Welcome back dear readers, to my brain dump. I seem to have been MIA for 5 months, buried under piles of work, schoolwork, and of course books. I took a little break from animanga for 4 months and read around 20 something books. I have now been indulged back into the reading society, and its never been better.
Currently, I am on the one-piece binge once again, and I crossed 100 episodes a couple of days ago, headed deep into Alabasta. I am also rewatching Fullmetal Alchemist Brotherhood too. But today we aren’t here to talk about anime, we are here to talk about a book I read recently called “Scythe” by Neal Shusterman.
Before I picked up the book from the bookstore, I had read alot of mixed reviews of it beforehand, Many of which were negative. I thought that I would have to just read the book for myself to create my own opinions, because after all, no ones opinions can be 100% the same.
Thou shalt kill.
A world with no hunger, no disease, no war, no misery. Humanity has conquered all those things, and has even conquered death. Now scythes are the only ones who can end life—and they are commanded to do so, in order to keep the size of the population under control.

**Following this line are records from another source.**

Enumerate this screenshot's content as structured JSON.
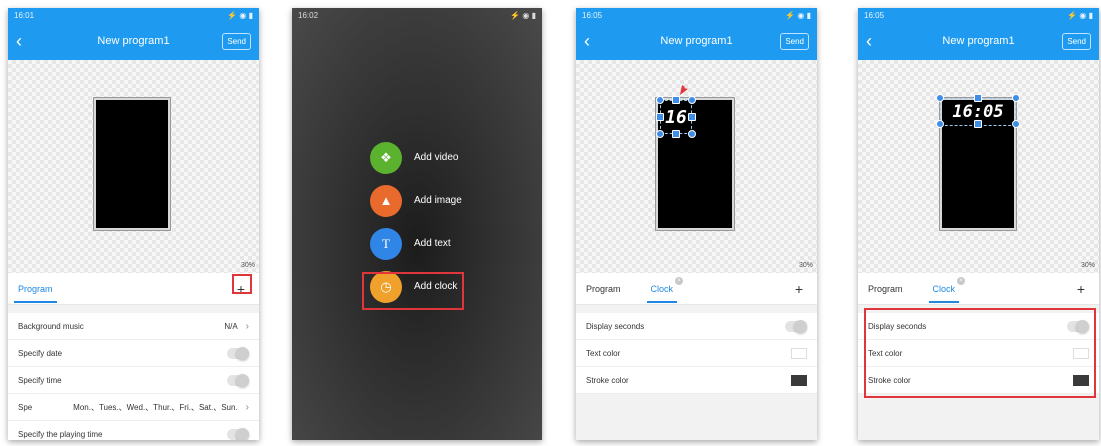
{
  "app": {
    "title": "New program1",
    "send_label": "Send",
    "back_icon": "back-arrow-icon"
  },
  "colors": {
    "accent": "#1e9bf0",
    "tab_active": "#1e88e5",
    "highlight": "#e0353b"
  },
  "screens": [
    {
      "time": "16:01",
      "zoom": "30%",
      "tabs": [
        "Program"
      ],
      "plus": "+",
      "rows": [
        {
          "label": "Background music",
          "value": "N/A",
          "control": "chevron"
        },
        {
          "label": "Specify date",
          "control": "toggle"
        },
        {
          "label": "Specify time",
          "control": "toggle"
        },
        {
          "label": "Spe",
          "value": "Mon.、Tues.、Wed.、Thur.、Fri.、Sat.、Sun.",
          "control": "chevron"
        },
        {
          "label": "Specify the playing time",
          "control": "toggle"
        }
      ]
    },
    {
      "time": "16:02",
      "menu": [
        {
          "label": "Add video",
          "icon": "video-icon",
          "color": "#5bb22e"
        },
        {
          "label": "Add image",
          "icon": "image-icon",
          "color": "#e96a2d"
        },
        {
          "label": "Add text",
          "icon": "text-icon",
          "color": "#2f86e6"
        },
        {
          "label": "Add clock",
          "icon": "clock-icon",
          "color": "#f0a12b"
        }
      ]
    },
    {
      "time": "16:05",
      "zoom": "30%",
      "clock_text": "16",
      "tabs": [
        "Program",
        "Clock"
      ],
      "plus": "+",
      "rows": [
        {
          "label": "Display seconds",
          "control": "toggle"
        },
        {
          "label": "Text color",
          "control": "swatch-white"
        },
        {
          "label": "Stroke color",
          "control": "swatch-dark"
        }
      ]
    },
    {
      "time": "16:05",
      "zoom": "30%",
      "clock_text": "16:05",
      "tabs": [
        "Program",
        "Clock"
      ],
      "plus": "+",
      "rows": [
        {
          "label": "Display seconds",
          "control": "toggle"
        },
        {
          "label": "Text color",
          "control": "swatch-white"
        },
        {
          "label": "Stroke color",
          "control": "swatch-dark"
        }
      ]
    }
  ]
}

Citra and Rowan are chosen to apprentice to a scythe—a role that neither wants. These teens must master the “art” of taking life, knowing that the consequence of failure could mean losing their own.

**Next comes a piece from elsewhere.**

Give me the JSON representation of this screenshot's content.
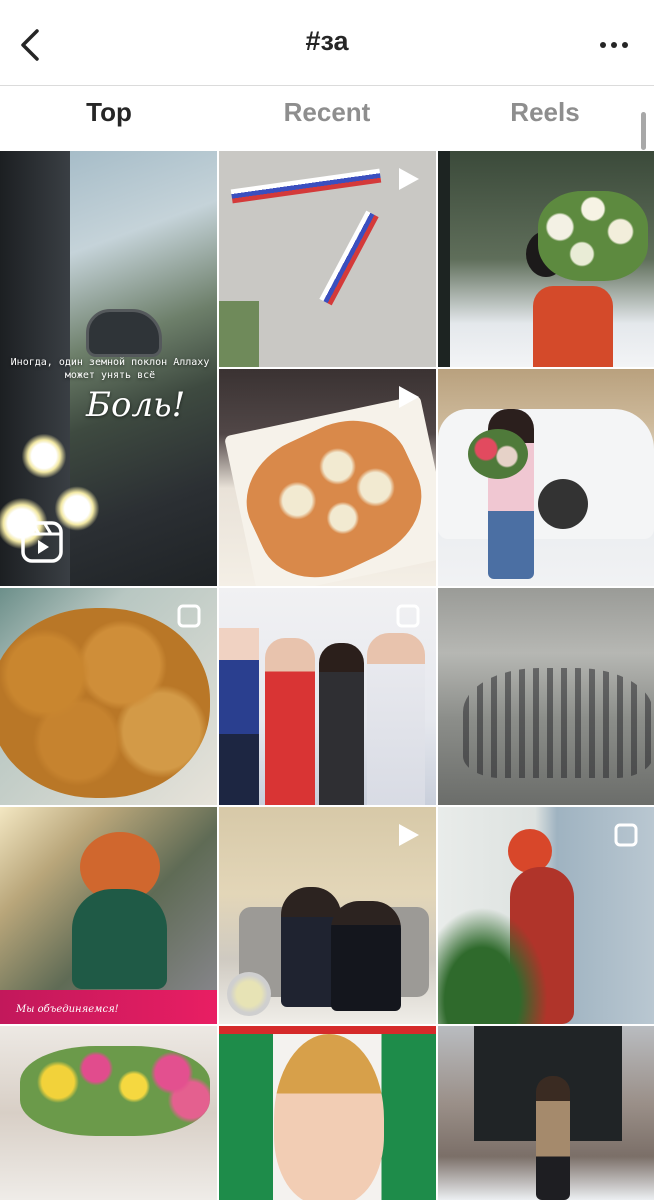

YA is a vast genre and there are alot of repetitions among the books, so nowadays nothing really seems original. Either it’s a “copy of the Hunger games or Divergent” or its fae or the plot twists are too easy to guess, no one is ever satisfied. I felt that this book was truly unique. It is set in a utopia, A place where everything is perfect. Death is conquered, disease has been swept from the land, and no one goes hungry; sounds quite ideal, doesn’t it? But once the two main characters got sucked into the world of scythes, nothing is as it seems.

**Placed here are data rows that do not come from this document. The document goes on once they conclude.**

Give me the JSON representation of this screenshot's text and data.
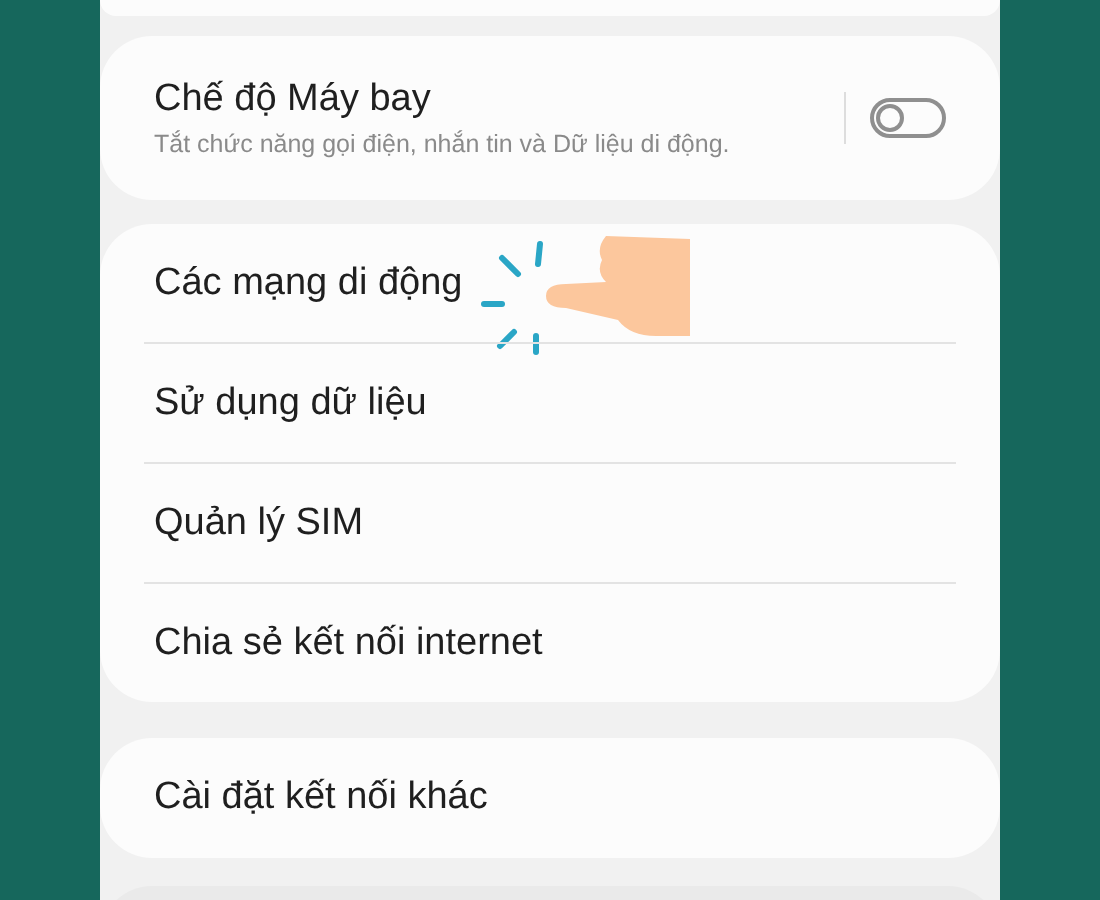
{
  "airplane_mode": {
    "title": "Chế độ Máy bay",
    "subtitle": "Tắt chức năng gọi điện, nhắn tin và Dữ liệu di động.",
    "on": false
  },
  "connection_items": [
    {
      "label": "Các mạng di động",
      "tapped": true
    },
    {
      "label": "Sử dụng dữ liệu",
      "tapped": false
    },
    {
      "label": "Quản lý SIM",
      "tapped": false
    },
    {
      "label": "Chia sẻ kết nối internet",
      "tapped": false
    }
  ],
  "more_settings": {
    "label": "Cài đặt kết nối khác"
  }
}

During the first half of the book, we are told about gleanings done by Scythe Faraday, the mentor of our two main characters, Citra and Rowan. It made me think alot about our world’s future. So many technological advancements are being made, and it is possible that this world too, could become a Utopia. Would we have such things as scythes, or be able to conquer death itself? Scythe Faraday always gleaned with remorse, compassion, and pity, and since this was the start of the book, I thought that all the Scythes would glean their victims similarly. But each scythe has its own ways of gleaning.
After the big plot twist, which I did not see coming at all, Citra and Rowan go their separate ways and start studying under new scythes. Now Citra is much more of a caring person than Rowan. Rowan turned out to be the Morally grey character, who cares not about who he kills, he doesn’t understand what a scythe truly means, but he does have guts. He wasnt afraid of anyone or anything. I like how the author didn’t push the romantic relationship between Citra and Rowan, there was some imaginary tension between them, but their relationship felt very platonic, and the author never expanded on it either.
You’d think that in a utopia like this, there would be no corruption, but the Sycthedom was full of it. The world-building in this story is oddly unique for the number of dystopian books out there. It’s hard to find originality, but I think this book created its own very well. While reading this I did alot of thinking, and when I thought the story is going in one direction, it completely turns around in the other direction. The only negative I have about this book is that the pacing wasn’t really… paced. The beginning was quite slow, but once you got into it, it went by really quickly.
I really enjoyed reading Scythe, and its sequel Thunderhead, I am currently on the Last book; The toll.
Thanks for reading and see you next time!